• Excerpts from an interface dataset
^^^^^^^^^^^^^^^^
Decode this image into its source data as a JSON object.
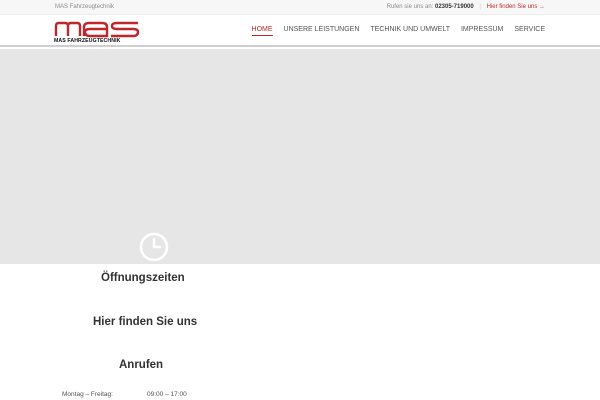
{
  "topbar": {
    "site_name": "MAS Fahrzeugtechnik",
    "call_label": "Rufen sie uns an:",
    "phone": "02305-719000",
    "find_link": "Hier finden Sie uns →"
  },
  "logo": {
    "mark": "mas",
    "text": "MAS FAHRZEUGTECHNIK",
    "color": "#c0272d"
  },
  "nav": {
    "items": [
      {
        "label": "HOME",
        "active": true
      },
      {
        "label": "UNSERE LEISTUNGEN",
        "active": false
      },
      {
        "label": "TECHNIK UND UMWELT",
        "active": false
      },
      {
        "label": "IMPRESSUM",
        "active": false
      },
      {
        "label": "SERVICE",
        "active": false
      }
    ]
  },
  "hero": {
    "background": "#e6e6e6",
    "icon": "clock-icon"
  },
  "sections": {
    "hours_title": "Öffnungszeiten",
    "find_title": "Hier finden Sie uns",
    "call_title": "Anrufen"
  },
  "hours": [
    {
      "day": "Montag – Freitag:",
      "time": "09:00 – 17:00"
    }
  ],
  "colors": {
    "accent": "#c0272d",
    "topbar_bg": "#f7f7f7",
    "text": "#333333"
  }
}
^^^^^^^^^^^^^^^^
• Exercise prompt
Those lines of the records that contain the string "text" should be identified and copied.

• Written solution
    "text": "MAS FAHRZEUGTECHNIK",
    "text": "#333333"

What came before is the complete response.